ABOUT THIS EXERCISE:
Each of the lines below must be retyped character for character.
Top of MATERIAL FOR THIS TASK
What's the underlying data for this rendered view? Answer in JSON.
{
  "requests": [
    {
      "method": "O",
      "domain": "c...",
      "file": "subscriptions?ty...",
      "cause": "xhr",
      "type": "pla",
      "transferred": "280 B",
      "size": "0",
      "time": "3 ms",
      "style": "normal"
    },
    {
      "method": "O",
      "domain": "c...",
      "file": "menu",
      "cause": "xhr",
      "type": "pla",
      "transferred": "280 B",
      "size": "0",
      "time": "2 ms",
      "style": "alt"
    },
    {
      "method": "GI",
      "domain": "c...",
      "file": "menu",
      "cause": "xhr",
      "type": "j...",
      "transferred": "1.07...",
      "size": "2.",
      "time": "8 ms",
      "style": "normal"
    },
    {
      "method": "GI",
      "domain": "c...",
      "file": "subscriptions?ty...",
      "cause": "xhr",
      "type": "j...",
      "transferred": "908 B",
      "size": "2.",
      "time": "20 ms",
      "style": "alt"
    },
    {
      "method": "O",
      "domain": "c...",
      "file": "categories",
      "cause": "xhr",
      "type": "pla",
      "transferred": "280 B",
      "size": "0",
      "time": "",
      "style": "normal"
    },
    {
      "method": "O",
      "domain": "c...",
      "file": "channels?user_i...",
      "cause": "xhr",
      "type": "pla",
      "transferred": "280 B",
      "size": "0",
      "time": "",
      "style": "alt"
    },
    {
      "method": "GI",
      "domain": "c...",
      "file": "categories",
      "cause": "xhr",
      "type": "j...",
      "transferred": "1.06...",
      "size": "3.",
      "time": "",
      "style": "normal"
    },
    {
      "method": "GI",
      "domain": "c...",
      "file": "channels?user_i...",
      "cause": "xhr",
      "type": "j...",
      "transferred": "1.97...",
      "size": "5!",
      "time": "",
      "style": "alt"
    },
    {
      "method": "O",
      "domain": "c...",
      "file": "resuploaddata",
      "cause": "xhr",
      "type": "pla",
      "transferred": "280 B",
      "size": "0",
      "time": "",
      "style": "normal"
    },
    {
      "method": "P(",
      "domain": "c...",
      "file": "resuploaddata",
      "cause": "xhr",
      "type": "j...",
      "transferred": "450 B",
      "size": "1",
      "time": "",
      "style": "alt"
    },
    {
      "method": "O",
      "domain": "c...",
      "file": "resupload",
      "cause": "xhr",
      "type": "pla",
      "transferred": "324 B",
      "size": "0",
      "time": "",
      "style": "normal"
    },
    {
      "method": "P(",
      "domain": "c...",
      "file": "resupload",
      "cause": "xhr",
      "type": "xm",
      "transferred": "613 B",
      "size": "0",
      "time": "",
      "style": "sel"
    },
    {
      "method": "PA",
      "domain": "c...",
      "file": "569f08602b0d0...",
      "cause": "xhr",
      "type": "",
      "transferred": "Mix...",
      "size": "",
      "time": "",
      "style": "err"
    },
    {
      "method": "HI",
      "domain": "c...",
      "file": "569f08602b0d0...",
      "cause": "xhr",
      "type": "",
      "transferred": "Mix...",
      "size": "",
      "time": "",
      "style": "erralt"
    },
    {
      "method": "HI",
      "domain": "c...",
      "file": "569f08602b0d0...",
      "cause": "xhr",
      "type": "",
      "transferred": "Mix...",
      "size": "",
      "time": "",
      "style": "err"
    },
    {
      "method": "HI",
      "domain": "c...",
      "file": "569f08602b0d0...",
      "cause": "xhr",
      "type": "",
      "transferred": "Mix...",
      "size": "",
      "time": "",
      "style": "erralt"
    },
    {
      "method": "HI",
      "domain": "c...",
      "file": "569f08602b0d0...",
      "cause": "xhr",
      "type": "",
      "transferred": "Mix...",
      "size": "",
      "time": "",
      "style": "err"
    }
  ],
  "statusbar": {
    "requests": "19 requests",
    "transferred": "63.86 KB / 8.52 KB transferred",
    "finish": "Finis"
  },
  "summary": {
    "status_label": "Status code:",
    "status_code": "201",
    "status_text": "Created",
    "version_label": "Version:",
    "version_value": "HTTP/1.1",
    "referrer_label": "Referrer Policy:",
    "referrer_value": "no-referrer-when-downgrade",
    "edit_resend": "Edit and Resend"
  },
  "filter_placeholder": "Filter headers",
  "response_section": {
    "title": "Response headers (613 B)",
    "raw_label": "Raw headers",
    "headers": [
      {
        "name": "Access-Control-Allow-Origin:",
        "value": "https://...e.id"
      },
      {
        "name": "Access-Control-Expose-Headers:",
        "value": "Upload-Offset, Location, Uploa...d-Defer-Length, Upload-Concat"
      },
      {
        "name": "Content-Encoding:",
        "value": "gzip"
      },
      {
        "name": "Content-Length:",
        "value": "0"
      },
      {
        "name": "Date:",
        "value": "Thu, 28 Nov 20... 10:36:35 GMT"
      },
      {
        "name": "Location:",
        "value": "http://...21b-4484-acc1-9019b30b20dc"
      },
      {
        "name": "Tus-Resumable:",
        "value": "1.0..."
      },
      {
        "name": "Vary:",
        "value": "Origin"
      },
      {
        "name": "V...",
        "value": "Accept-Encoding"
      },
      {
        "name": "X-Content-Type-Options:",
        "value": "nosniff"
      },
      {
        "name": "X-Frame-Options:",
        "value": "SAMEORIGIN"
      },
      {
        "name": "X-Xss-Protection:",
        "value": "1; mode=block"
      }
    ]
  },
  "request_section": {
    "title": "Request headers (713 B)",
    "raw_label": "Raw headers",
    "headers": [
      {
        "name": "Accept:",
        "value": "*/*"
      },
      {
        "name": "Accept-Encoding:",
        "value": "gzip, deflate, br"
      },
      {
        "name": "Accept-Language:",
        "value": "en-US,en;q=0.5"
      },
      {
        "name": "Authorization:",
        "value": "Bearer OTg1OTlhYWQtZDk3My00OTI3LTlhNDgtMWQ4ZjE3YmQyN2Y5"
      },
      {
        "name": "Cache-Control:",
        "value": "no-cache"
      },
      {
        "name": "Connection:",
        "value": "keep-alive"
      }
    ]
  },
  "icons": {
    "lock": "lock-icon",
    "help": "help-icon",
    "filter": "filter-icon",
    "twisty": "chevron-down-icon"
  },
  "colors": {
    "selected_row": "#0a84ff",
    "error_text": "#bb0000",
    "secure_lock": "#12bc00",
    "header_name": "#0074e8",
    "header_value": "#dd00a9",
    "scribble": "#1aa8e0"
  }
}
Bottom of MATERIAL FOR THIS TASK
SOLUTION FOR THIS PROBLEM:
What's the underlying data for this rendered view? Answer in JSON.
{
  "requests": [
    {
      "method": "O",
      "domain": "c...",
      "file": "subscriptions?ty...",
      "cause": "xhr",
      "type": "pla",
      "transferred": "280 B",
      "size": "0",
      "time": "3 ms",
      "style": "normal"
    },
    {
      "method": "O",
      "domain": "c...",
      "file": "menu",
      "cause": "xhr",
      "type": "pla",
      "transferred": "280 B",
      "size": "0",
      "time": "2 ms",
      "style": "alt"
    },
    {
      "method": "GI",
      "domain": "c...",
      "file": "menu",
      "cause": "xhr",
      "type": "j...",
      "transferred": "1.07...",
      "size": "2.",
      "time": "8 ms",
      "style": "normal"
    },
    {
      "method": "GI",
      "domain": "c...",
      "file": "subscriptions?ty...",
      "cause": "xhr",
      "type": "j...",
      "transferred": "908 B",
      "size": "2.",
      "time": "20 ms",
      "style": "alt"
    },
    {
      "method": "O",
      "domain": "c...",
      "file": "categories",
      "cause": "xhr",
      "type": "pla",
      "transferred": "280 B",
      "size": "0",
      "time": "",
      "style": "normal"
    },
    {
      "method": "O",
      "domain": "c...",
      "file": "channels?user_i...",
      "cause": "xhr",
      "type": "pla",
      "transferred": "280 B",
      "size": "0",
      "time": "",
      "style": "alt"
    },
    {
      "method": "GI",
      "domain": "c...",
      "file": "categories",
      "cause": "xhr",
      "type": "j...",
      "transferred": "1.06...",
      "size": "3.",
      "time": "",
      "style": "normal"
    },
    {
      "method": "GI",
      "domain": "c...",
      "file": "channels?user_i...",
      "cause": "xhr",
      "type": "j...",
      "transferred": "1.97...",
      "size": "5!",
      "time": "",
      "style": "alt"
    },
    {
      "method": "O",
      "domain": "c...",
      "file": "resuploaddata",
      "cause": "xhr",
      "type": "pla",
      "transferred": "280 B",
      "size": "0",
      "time": "",
      "style": "normal"
    },
    {
      "method": "P(",
      "domain": "c...",
      "file": "resuploaddata",
      "cause": "xhr",
      "type": "j...",
      "transferred": "450 B",
      "size": "1",
      "time": "",
      "style": "alt"
    },
    {
      "method": "O",
      "domain": "c...",
      "file": "resupload",
      "cause": "xhr",
      "type": "pla",
      "transferred": "324 B",
      "size": "0",
      "time": "",
      "style": "normal"
    },
    {
      "method": "P(",
      "domain": "c...",
      "file": "resupload",
      "cause": "xhr",
      "type": "xm",
      "transferred": "613 B",
      "size": "0",
      "time": "",
      "style": "sel"
    },
    {
      "method": "PA",
      "domain": "c...",
      "file": "569f08602b0d0...",
      "cause": "xhr",
      "type": "",
      "transferred": "Mix...",
      "size": "",
      "time": "",
      "style": "err"
    },
    {
      "method": "HI",
      "domain": "c...",
      "file": "569f08602b0d0...",
      "cause": "xhr",
      "type": "",
      "transferred": "Mix...",
      "size": "",
      "time": "",
      "style": "erralt"
    },
    {
      "method": "HI",
      "domain": "c...",
      "file": "569f08602b0d0...",
      "cause": "xhr",
      "type": "",
      "transferred": "Mix...",
      "size": "",
      "time": "",
      "style": "err"
    },
    {
      "method": "HI",
      "domain": "c...",
      "file": "569f08602b0d0...",
      "cause": "xhr",
      "type": "",
      "transferred": "Mix...",
      "size": "",
      "time": "",
      "style": "erralt"
    },
    {
      "method": "HI",
      "domain": "c...",
      "file": "569f08602b0d0...",
      "cause": "xhr",
      "type": "",
      "transferred": "Mix...",
      "size": "",
      "time": "",
      "style": "err"
    }
  ],
  "statusbar": {
    "requests": "19 requests",
    "transferred": "63.86 KB / 8.52 KB transferred",
    "finish": "Finis"
  },
  "summary": {
    "status_label": "Status code:",
    "status_code": "201",
    "status_text": "Created",
    "version_label": "Version:",
    "version_value": "HTTP/1.1",
    "referrer_label": "Referrer Policy:",
    "referrer_value": "no-referrer-when-downgrade",
    "edit_resend": "Edit and Resend"
  },
  "filter_placeholder": "Filter headers",
  "response_section": {
    "title": "Response headers (613 B)",
    "raw_label": "Raw headers",
    "headers": [
      {
        "name": "Access-Control-Allow-Origin:",
        "value": "https://...e.id"
      },
      {
        "name": "Access-Control-Expose-Headers:",
        "value": "Upload-Offset, Location, Uploa...d-Defer-Length, Upload-Concat"
      },
      {
        "name": "Content-Encoding:",
        "value": "gzip"
      },
      {
        "name": "Content-Length:",
        "value": "0"
      },
      {
        "name": "Date:",
        "value": "Thu, 28 Nov 20... 10:36:35 GMT"
      },
      {
        "name": "Location:",
        "value": "http://...21b-4484-acc1-9019b30b20dc"
      },
      {
        "name": "Tus-Resumable:",
        "value": "1.0..."
      },
      {
        "name": "Vary:",
        "value": "Origin"
      },
      {
        "name": "V...",
        "value": "Accept-Encoding"
      },
      {
        "name": "X-Content-Type-Options:",
        "value": "nosniff"
      },
      {
        "name": "X-Frame-Options:",
        "value": "SAMEORIGIN"
      },
      {
        "name": "X-Xss-Protection:",
        "value": "1; mode=block"
      }
    ]
  },
  "request_section": {
    "title": "Request headers (713 B)",
    "raw_label": "Raw headers",
    "headers": [
      {
        "name": "Accept:",
        "value": "*/*"
      },
      {
        "name": "Accept-Encoding:",
        "value": "gzip, deflate, br"
      },
      {
        "name": "Accept-Language:",
        "value": "en-US,en;q=0.5"
      },
      {
        "name": "Authorization:",
        "value": "Bearer OTg1OTlhYWQtZDk3My00OTI3LTlhNDgtMWQ4ZjE3YmQyN2Y5"
      },
      {
        "name": "Cache-Control:",
        "value": "no-cache"
      },
      {
        "name": "Connection:",
        "value": "keep-alive"
      }
    ]
  },
  "icons": {
    "lock": "lock-icon",
    "help": "help-icon",
    "filter": "filter-icon",
    "twisty": "chevron-down-icon"
  },
  "colors": {
    "selected_row": "#0a84ff",
    "error_text": "#bb0000",
    "secure_lock": "#12bc00",
    "header_name": "#0074e8",
    "header_value": "#dd00a9",
    "scribble": "#1aa8e0"
  }
}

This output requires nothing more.